  38. Also, toward the end of my pastor's message, I had an idea for an extra slide in my Keynote presentation which I was going to use in our Bible study that was to follow the service. It was so easy with my iPad already opened to simply add a new slide and the text I needed. Previously, opening my entire MacBook Pro would have seemed just a bit too conspicuous.

  39. Speaking of my Keynote presentation, I created the entire file with nine slides on the iPad. While it's very nice to be able to do that, and especially nice to do quick updates unnoticed, I imagine I will normally want to create them on my Mac. Like my mention of spreadsheets above, I believe that some things are still going to be easier and faster to do on a regular computer as opposed to a touch interface.

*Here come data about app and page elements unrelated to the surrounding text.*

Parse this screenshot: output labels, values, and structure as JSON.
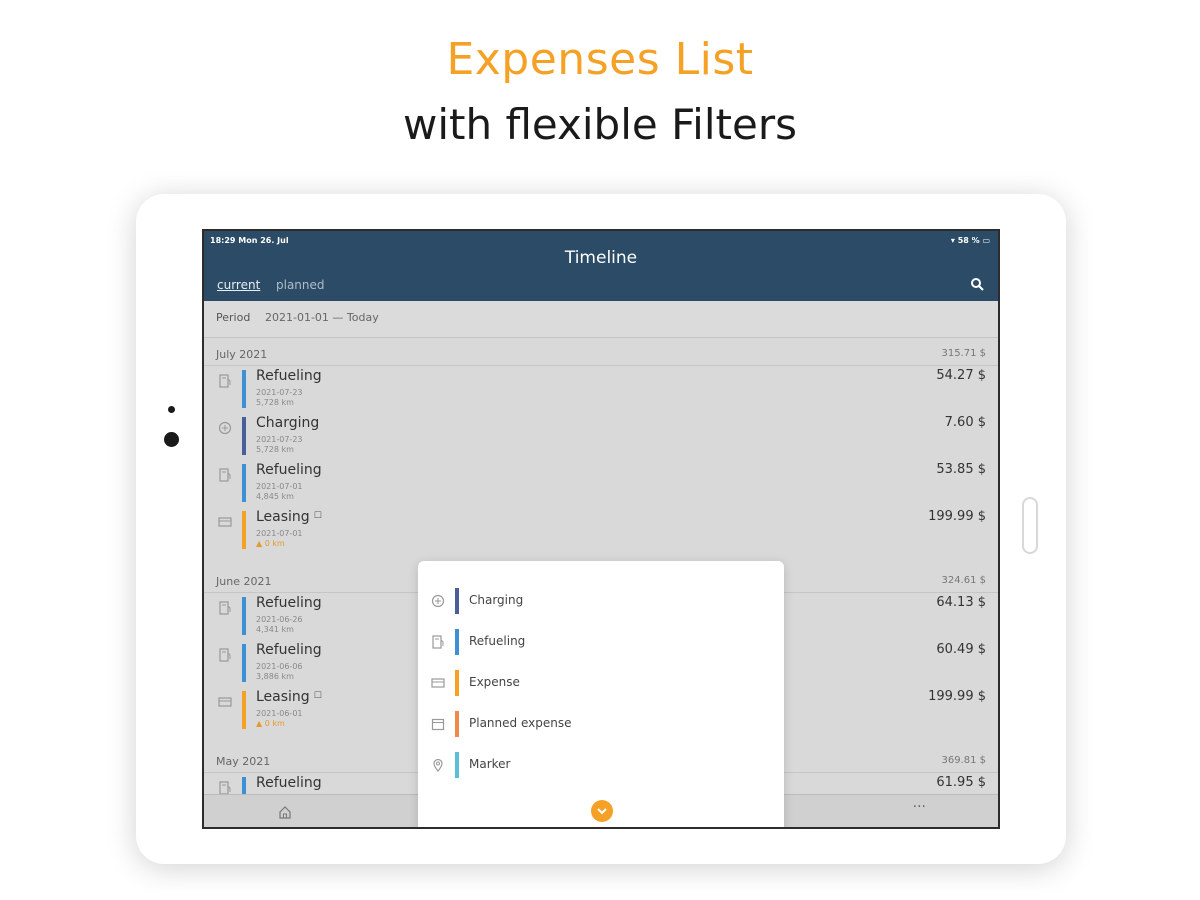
{
  "headline": "Expenses List",
  "subheadline": "with flexible Filters",
  "status": {
    "time": "18:29  Mon 26. Jul",
    "battery": "▾ 58 % ▭"
  },
  "app": {
    "title": "Timeline",
    "tabs": [
      {
        "label": "current",
        "active": true
      },
      {
        "label": "planned",
        "active": false
      }
    ]
  },
  "period": {
    "label": "Period",
    "value": "2021-01-01 — Today"
  },
  "months": [
    {
      "name": "July 2021",
      "total": "315.71 $",
      "entries": [
        {
          "title": "Refueling",
          "date": "2021-07-23",
          "sub": "5,728 km",
          "amount": "54.27 $",
          "icon": "fuel-icon",
          "color": "#3d8fd6"
        },
        {
          "title": "Charging",
          "date": "2021-07-23",
          "sub": "5,728 km",
          "amount": "7.60 $",
          "icon": "charging-icon",
          "color": "#4a5f99"
        },
        {
          "title": "Refueling",
          "date": "2021-07-01",
          "sub": "4,845 km",
          "amount": "53.85 $",
          "icon": "fuel-icon",
          "color": "#3d8fd6"
        },
        {
          "title": "Leasing",
          "date": "2021-07-01",
          "sub": "0 km",
          "amount": "199.99 $",
          "icon": "card-icon",
          "color": "#f5a125",
          "locked": true,
          "warning": true
        }
      ]
    },
    {
      "name": "June 2021",
      "total": "324.61 $",
      "entries": [
        {
          "title": "Refueling",
          "date": "2021-06-26",
          "sub": "4,341 km",
          "amount": "64.13 $",
          "icon": "fuel-icon",
          "color": "#3d8fd6"
        },
        {
          "title": "Refueling",
          "date": "2021-06-06",
          "sub": "3,886 km",
          "amount": "60.49 $",
          "icon": "fuel-icon",
          "color": "#3d8fd6"
        },
        {
          "title": "Leasing",
          "date": "2021-06-01",
          "sub": "0 km",
          "amount": "199.99 $",
          "icon": "card-icon",
          "color": "#f5a125",
          "locked": true,
          "warning": true
        }
      ]
    },
    {
      "name": "May 2021",
      "total": "369.81 $",
      "entries": [
        {
          "title": "Refueling",
          "amount": "61.95 $",
          "icon": "fuel-icon",
          "color": "#3d8fd6"
        }
      ]
    }
  ],
  "filter_menu": {
    "options": [
      {
        "label": "Charging",
        "icon": "charging-icon",
        "color": "#4a5f99"
      },
      {
        "label": "Refueling",
        "icon": "fuel-icon",
        "color": "#3d8fd6"
      },
      {
        "label": "Expense",
        "icon": "card-icon",
        "color": "#f5a125"
      },
      {
        "label": "Planned expense",
        "icon": "calendar-icon",
        "color": "#f08a4b"
      },
      {
        "label": "Marker",
        "icon": "map-pin-icon",
        "color": "#5bc0d6"
      }
    ]
  },
  "tabbar": {
    "more": "···"
  },
  "warning_symbol": "▲",
  "lock_symbol": "☐"
}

  40. On Saturday, when I tried logging into the Logos app (you have to log in to access the books that you own in the desktop software), I was initially confused by the process. There was a place for my user name and password and two buttons: one that read "Skip" and one that read "Sign Up." Well, I didn't want to do either. But I went ahead and entered my information and checked "Sign Up." That took me to a screen to create an account which is not what I wanted to do. After going back to the first login screen, I noted that the virtual keyboard had a "Go" button instead of the normal "Return." I've discovered that the iPad will often change types of keyboards based on what type of task the screen requires. So this time, I hit the Go button and—voila!—I was logged in. Although I tend to use Accordance primarily and Logos secondarily on my Mac, I can see very real potential for reading some of my Logos books from beginning to end on the iPad because of both the book-like form factor and the higher resolution screen that will be easier on the eyes. Although I have thousands of books on my Mac, I use them more for reference than straight reading because I find it difficult to read for long periods of time on the computer.

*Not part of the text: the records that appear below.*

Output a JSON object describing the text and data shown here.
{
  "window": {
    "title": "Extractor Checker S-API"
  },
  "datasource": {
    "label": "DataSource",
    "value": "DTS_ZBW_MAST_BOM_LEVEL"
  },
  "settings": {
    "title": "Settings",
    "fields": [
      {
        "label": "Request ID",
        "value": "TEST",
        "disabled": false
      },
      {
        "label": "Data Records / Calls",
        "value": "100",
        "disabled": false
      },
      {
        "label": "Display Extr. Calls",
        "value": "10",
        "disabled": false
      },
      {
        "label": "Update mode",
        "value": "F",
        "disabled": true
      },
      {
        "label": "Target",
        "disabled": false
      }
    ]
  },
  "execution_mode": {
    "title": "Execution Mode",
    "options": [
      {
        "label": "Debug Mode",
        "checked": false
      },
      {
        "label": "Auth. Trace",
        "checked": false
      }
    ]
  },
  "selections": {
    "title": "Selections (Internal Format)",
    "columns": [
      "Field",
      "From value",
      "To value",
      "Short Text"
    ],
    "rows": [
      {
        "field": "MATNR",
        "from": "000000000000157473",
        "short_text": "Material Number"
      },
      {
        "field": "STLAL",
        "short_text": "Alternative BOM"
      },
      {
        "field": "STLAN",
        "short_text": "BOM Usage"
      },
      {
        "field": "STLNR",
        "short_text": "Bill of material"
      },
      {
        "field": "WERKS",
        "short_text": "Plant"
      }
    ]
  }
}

  41. Speaking of reading books, I tried out both the iBooks app and the Kindle iPad app. The Kindle app downloaded my four previously acquired Kindle books with no difficulty. Both are very straight forward, although the iBooks app has animated page turning. I don't know if this will get annoying or ignored in reading, say, a 300 page book. There should probably be a preference to keep the animation from occurring. Regardless, it seems to impress those to whom I've shown my iPad.

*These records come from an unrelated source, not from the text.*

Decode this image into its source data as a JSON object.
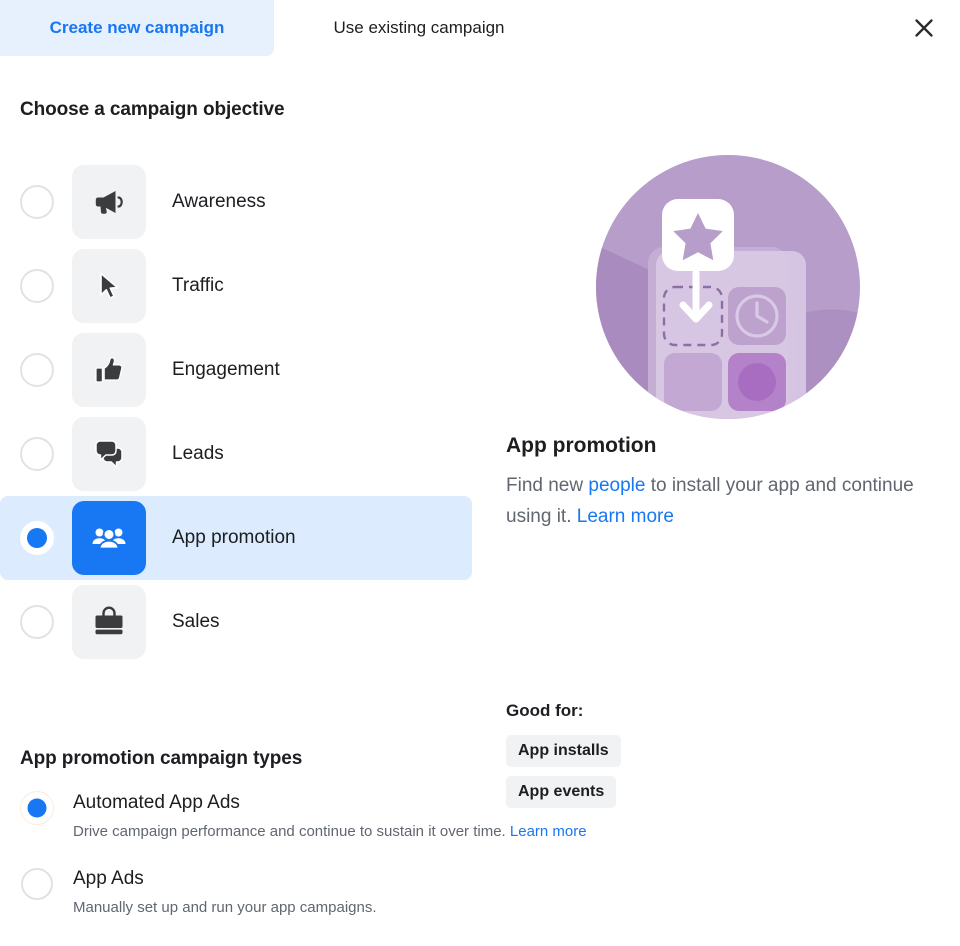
{
  "tabs": {
    "create_new": "Create new campaign",
    "use_existing": "Use existing campaign",
    "close_icon": "close-icon"
  },
  "objective_section": {
    "title": "Choose a campaign objective",
    "items": [
      {
        "label": "Awareness",
        "icon": "megaphone-icon",
        "selected": false
      },
      {
        "label": "Traffic",
        "icon": "cursor-icon",
        "selected": false
      },
      {
        "label": "Engagement",
        "icon": "thumbs-up-icon",
        "selected": false
      },
      {
        "label": "Leads",
        "icon": "speech-bubbles-icon",
        "selected": false
      },
      {
        "label": "App promotion",
        "icon": "people-group-icon",
        "selected": true
      },
      {
        "label": "Sales",
        "icon": "shopping-bag-icon",
        "selected": false
      }
    ]
  },
  "detail": {
    "illustration": "app-install-illustration",
    "title": "App promotion",
    "desc_part1": "Find new ",
    "desc_link1": "people",
    "desc_part2": " to install your app and continue using it. ",
    "desc_link2": "Learn more",
    "good_for_label": "Good for:",
    "chips": [
      "App installs",
      "App events"
    ]
  },
  "campaign_types": {
    "title": "App promotion campaign types",
    "options": [
      {
        "name": "Automated App Ads",
        "desc": "Drive campaign performance and continue to sustain it over time. ",
        "link": "Learn more",
        "selected": true
      },
      {
        "name": "App Ads",
        "desc": "Manually set up and run your app campaigns.",
        "link": "",
        "selected": false
      }
    ]
  },
  "colors": {
    "accent_blue": "#1877f2",
    "selected_row_bg": "#dcebfd",
    "tab_active_bg": "#e7f0fd",
    "tile_bg": "#f1f2f4",
    "illustration_purple": "#b79dc9"
  }
}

All in all, despite having some "version 1" gotchas, I'm very pleased with my iPad. Again, it's not made to replace anything, but can be a very nice secondary alternative. It has that "curl up on the couch" feel that a laptop or even a netbook does not have. I plan to carry it with me instead of my laptop to those places that don't require the extra computing power that a laptop or desktop computer offers. The iPad is my way to go "lite" and realistically, this may be for half or more of my normal computing needs.

When I bought my MacBook Pro in 2008, I purposefully spent extra money and bought a high end model that could be upgraded and would last me for a while. I even said at the time that this was my main computer and I wouldn't replace it for at least five years. I still plan to hold to that time frame, but in 2013 when I go to buy a new Mac, maybe I won't need a laptop after all. Maybe I can go to a less expensive iMac desktop Mac, knowing that the iPad of 2013 may very well be all I need for portable purposes.